“Being executive director of a library in a town that places a premium on reading, learning, and community engagement has been the highlight of my career,” Ms. Burger said. “In 42 years as a librarian, I’ve seen the profession evolve from one marked by slow, deliberate planning to one driven by technology to rapidly meet the ever-changing and growing demands of library customers.”
Phyllis Marchand was mayor of Princeton Township when Ms. Burger arrived at the library. “I can’t imagine anyone who has accomplished so much in her job,” she said. “She literally stuck with this building and the garage and all the other issues she had to deal with, like the move from Princeton Shopping Center (the library’s temporary location during the renovation project). That library has become the living room of our community, as Leslie says.”
While working as the library’s executive director, Ms. Burger served as president of the American Library Association from July 2006 through June 2007. She is also a former president of the New Jersey Library Association.
“She had national contacts,” Mr. Reed said. “She was well known in the field. She brought national attention to what we had done here in Princeton.” Ms. Marchand added, “She really put the Princeton library on the national and international map when she was president of the AIA, which is a feather in our cap.”
Before joining the Princeton Library, Ms. Burger served as a development consultant at the New Jersey State Library where she focused on developing leadership and marketing initiatives within the state’s libraries. She served as executive director of the Central Jersey Regional Library Cooperative, which served Mercer, Monmouth, and Ocean counties. She also worked at the Connecticut State Library as the LSTA coordinator, director of Planning and Research, and director of Network Services. Her library career began at the Bridgeport (Connecticut) Public Library when she was hired to develop a community information and referral service.
The announcement of Ms. Burger’s retirement comes as the library is in the midst of a campaign to raise $3 million in private funding for the planned renovation of its second floor. She hopes to have all funds secured and for the project to be underway when she leaves.
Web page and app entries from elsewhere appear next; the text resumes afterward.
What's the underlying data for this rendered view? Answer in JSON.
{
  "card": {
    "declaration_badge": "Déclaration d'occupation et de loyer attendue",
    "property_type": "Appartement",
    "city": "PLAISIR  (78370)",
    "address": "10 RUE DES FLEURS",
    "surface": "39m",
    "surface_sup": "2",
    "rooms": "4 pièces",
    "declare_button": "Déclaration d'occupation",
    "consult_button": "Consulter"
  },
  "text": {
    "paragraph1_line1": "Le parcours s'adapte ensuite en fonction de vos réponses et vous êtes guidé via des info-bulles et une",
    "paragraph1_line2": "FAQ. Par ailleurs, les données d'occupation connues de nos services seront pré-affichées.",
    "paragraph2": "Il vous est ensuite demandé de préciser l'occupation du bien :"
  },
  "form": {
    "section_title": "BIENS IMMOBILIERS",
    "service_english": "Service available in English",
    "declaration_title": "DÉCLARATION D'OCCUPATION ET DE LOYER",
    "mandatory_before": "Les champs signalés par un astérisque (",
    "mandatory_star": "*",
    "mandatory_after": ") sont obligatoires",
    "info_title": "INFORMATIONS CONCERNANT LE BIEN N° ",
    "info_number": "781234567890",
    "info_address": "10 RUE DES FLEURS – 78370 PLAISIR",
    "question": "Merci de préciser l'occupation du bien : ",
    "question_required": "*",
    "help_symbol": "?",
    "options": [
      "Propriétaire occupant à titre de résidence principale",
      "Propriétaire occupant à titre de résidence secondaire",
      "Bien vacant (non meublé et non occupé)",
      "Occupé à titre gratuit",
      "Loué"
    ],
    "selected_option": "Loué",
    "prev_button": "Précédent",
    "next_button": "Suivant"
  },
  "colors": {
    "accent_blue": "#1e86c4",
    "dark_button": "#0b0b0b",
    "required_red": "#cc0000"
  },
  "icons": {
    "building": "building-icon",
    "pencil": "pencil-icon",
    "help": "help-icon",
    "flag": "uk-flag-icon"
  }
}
“I cannot think of a better way for Leslie to complete her legacy as executive director of the Princeton Public Library than by her overseeing the funding and launch of this planned renovation,” said Ms. Jamieson. “Her vision and inspiration will forever be part of our community and a reimagined second floor is a wonderful and enduring gift from Leslie to all of us.”
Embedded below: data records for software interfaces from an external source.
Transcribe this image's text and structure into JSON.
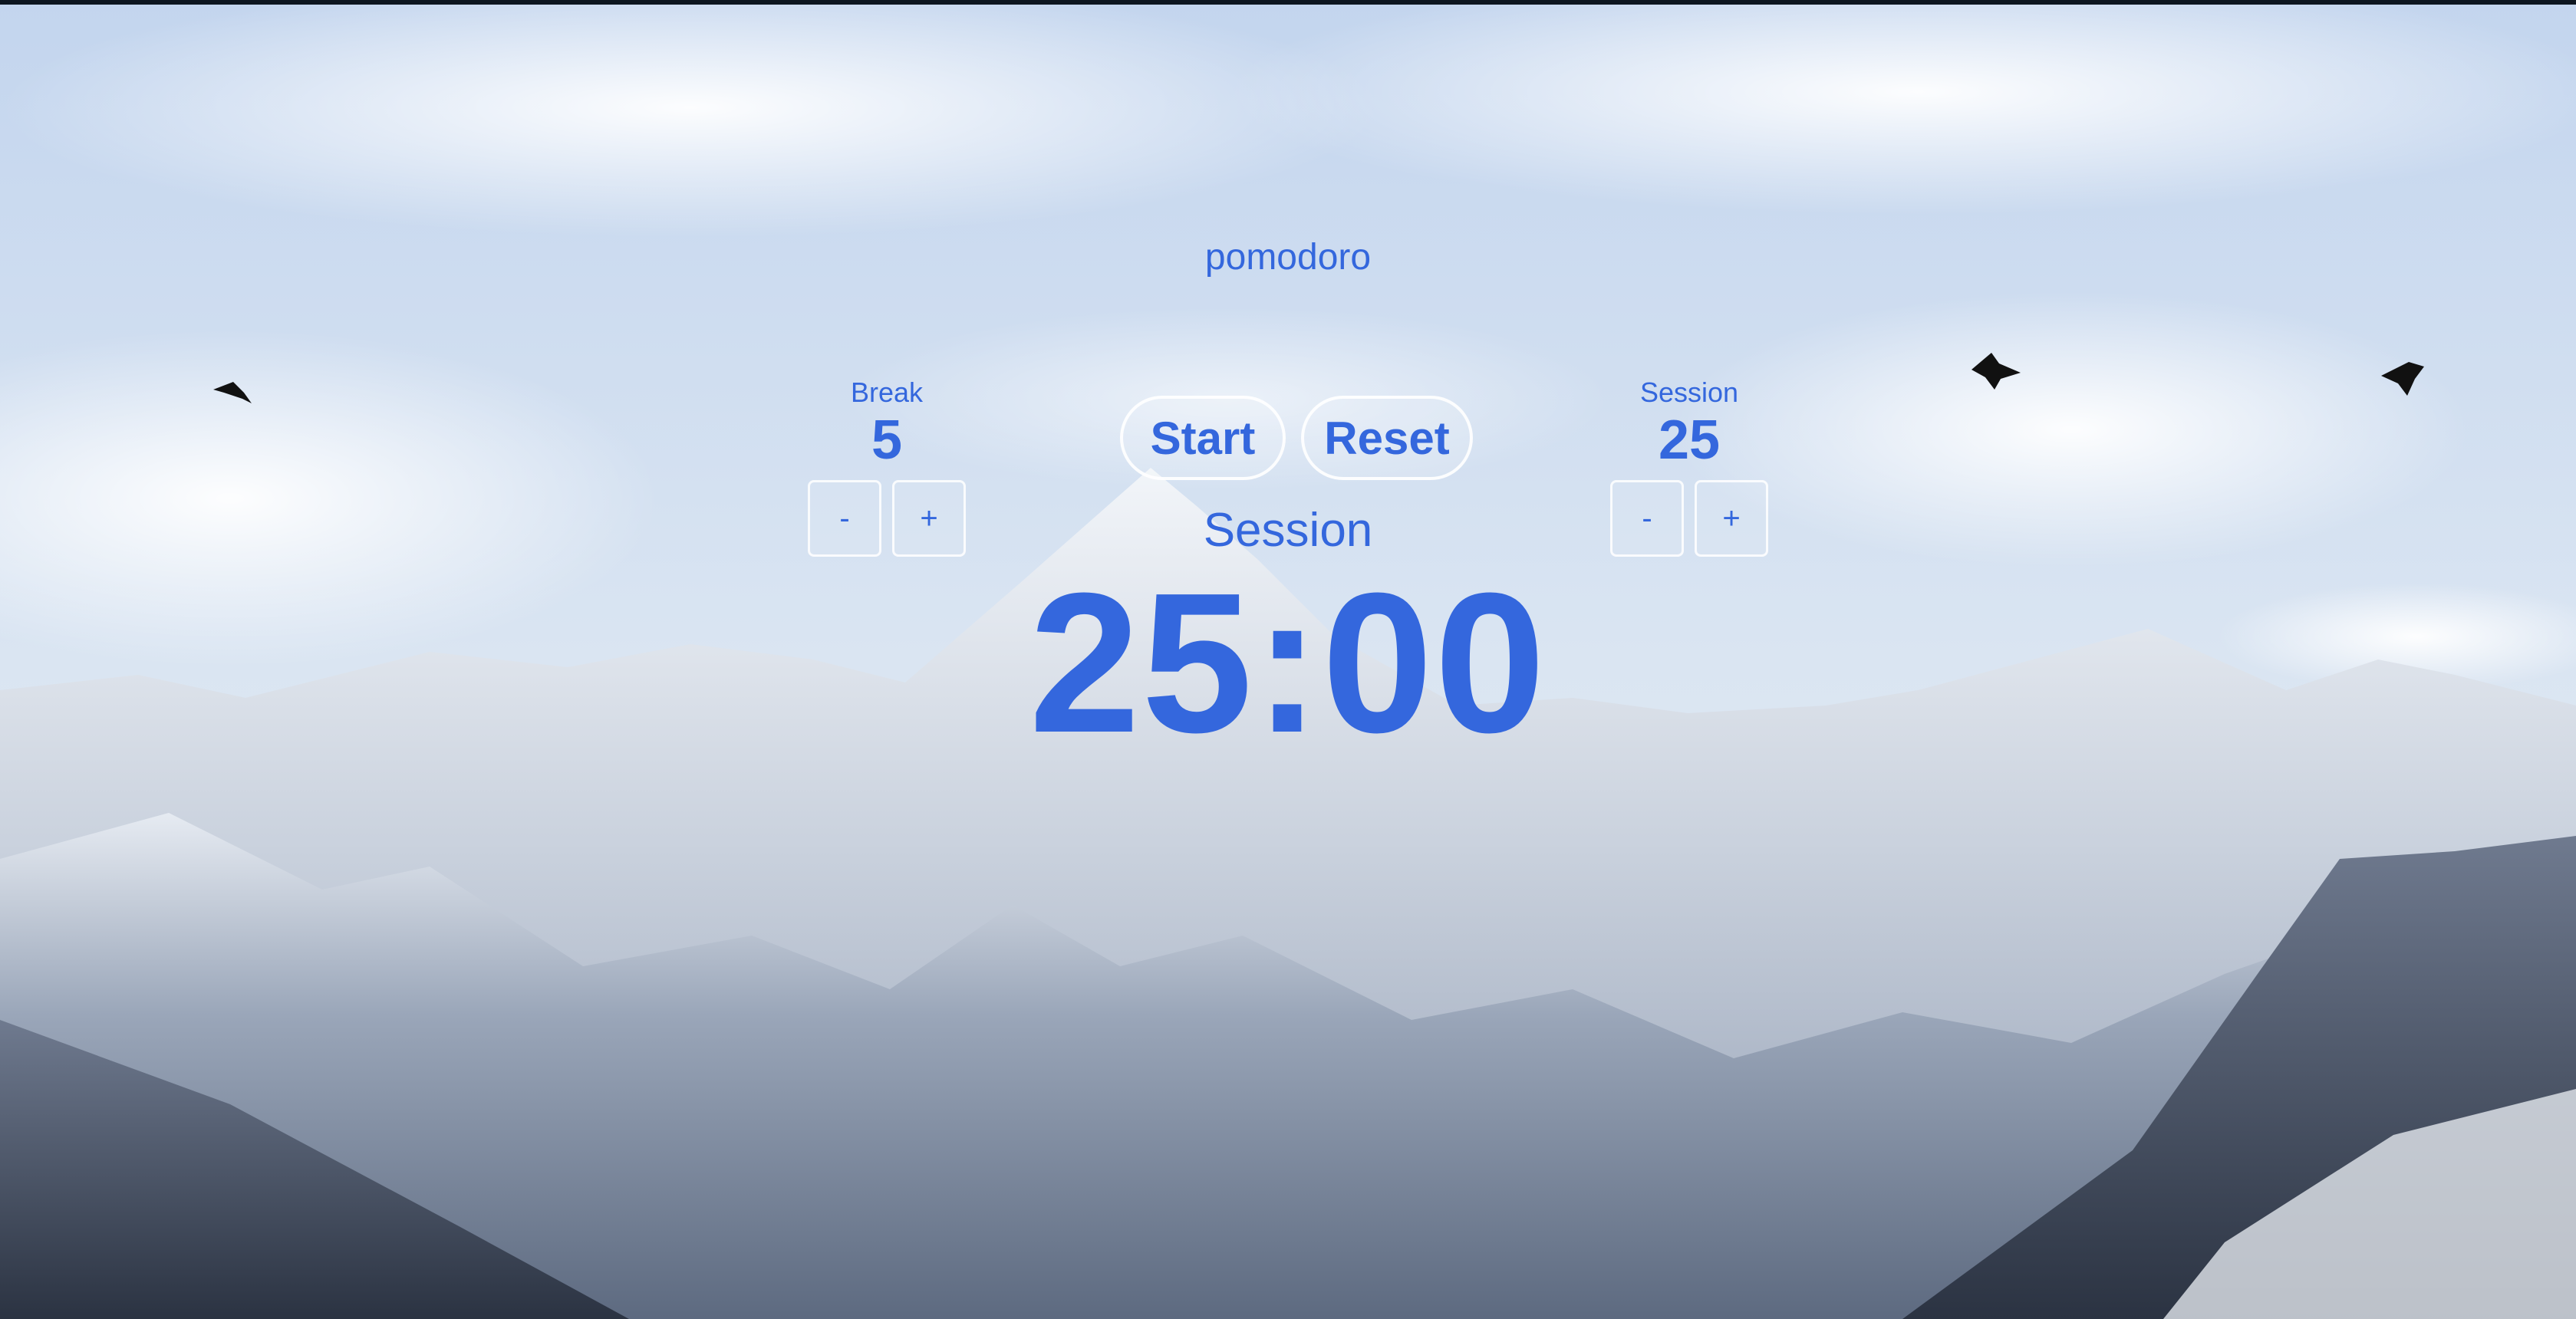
{
  "app": {
    "title": "pomodoro"
  },
  "break_setting": {
    "label": "Break",
    "value": "5",
    "decrement_label": "-",
    "increment_label": "+"
  },
  "session_setting": {
    "label": "Session",
    "value": "25",
    "decrement_label": "-",
    "increment_label": "+"
  },
  "controls": {
    "start_label": "Start",
    "reset_label": "Reset"
  },
  "timer": {
    "mode": "Session",
    "display": "25:00"
  },
  "colors": {
    "accent": "#3467dd",
    "button_border": "#ffffff"
  },
  "background": {
    "icon": "mountain-landscape-photo"
  }
}
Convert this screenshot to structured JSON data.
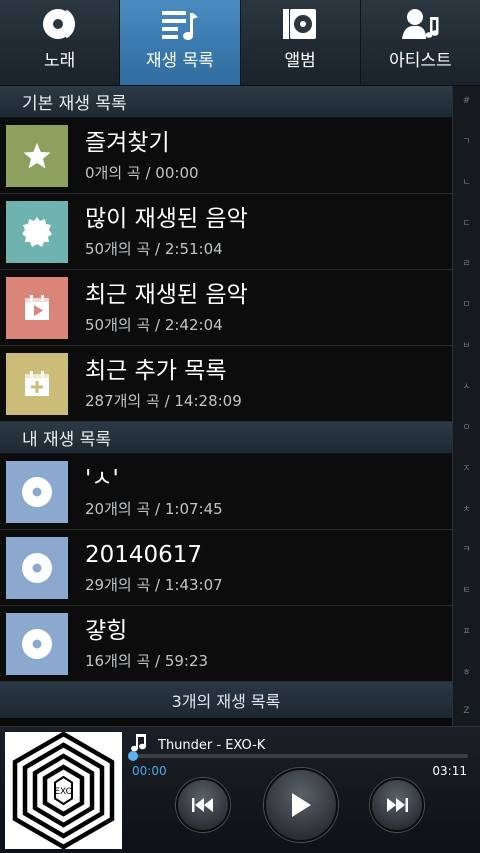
{
  "tabs": [
    {
      "label": "노래",
      "icon": "song-disc-icon",
      "active": false
    },
    {
      "label": "재생 목록",
      "icon": "playlist-icon",
      "active": true
    },
    {
      "label": "앨범",
      "icon": "album-icon",
      "active": false
    },
    {
      "label": "아티스트",
      "icon": "artist-icon",
      "active": false
    }
  ],
  "sections": {
    "basic": "기본 재생 목록",
    "mine": "내 재생 목록"
  },
  "basic_playlists": [
    {
      "title": "즐겨찾기",
      "sub": "0개의 곡 / 00:00",
      "icon": "star-icon",
      "color": "#8ea05e"
    },
    {
      "title": "많이 재생된 음악",
      "sub": "50개의 곡 / 2:51:04",
      "icon": "badge-icon",
      "color": "#6fb3b0"
    },
    {
      "title": "최근 재생된 음악",
      "sub": "50개의 곡 / 2:42:04",
      "icon": "calendar-play-icon",
      "color": "#d9857a"
    },
    {
      "title": "최근 추가 목록",
      "sub": "287개의 곡 / 14:28:09",
      "icon": "calendar-add-icon",
      "color": "#cbbd79"
    }
  ],
  "my_playlists": [
    {
      "title": "'ㅅ'",
      "sub": "20개의 곡 / 1:07:45",
      "icon": "disc-icon",
      "color": "#8ba8cf"
    },
    {
      "title": "20140617",
      "sub": "29개의 곡 / 1:43:07",
      "icon": "disc-icon",
      "color": "#8ba8cf"
    },
    {
      "title": "걓힝",
      "sub": "16개의 곡 / 59:23",
      "icon": "disc-icon",
      "color": "#8ba8cf"
    }
  ],
  "footer": "3개의 재생 목록",
  "index_letters": [
    "#",
    "ㄱ",
    "ㄴ",
    "ㄷ",
    "ㄹ",
    "ㅁ",
    "ㅂ",
    "ㅅ",
    "ㅇ",
    "ㅈ",
    "ㅊ",
    "ㅋ",
    "ㅌ",
    "ㅍ",
    "ㅎ",
    "Z"
  ],
  "player": {
    "song": "Thunder - EXO-K",
    "current": "00:00",
    "total": "03:11",
    "progress": 0.0
  },
  "colors": {
    "active_tab": "#3f80b5",
    "accent": "#3a9be6"
  }
}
“I’m so happy for her,” said Ms. Marchand. “I think she’s leaving at the top of her game.”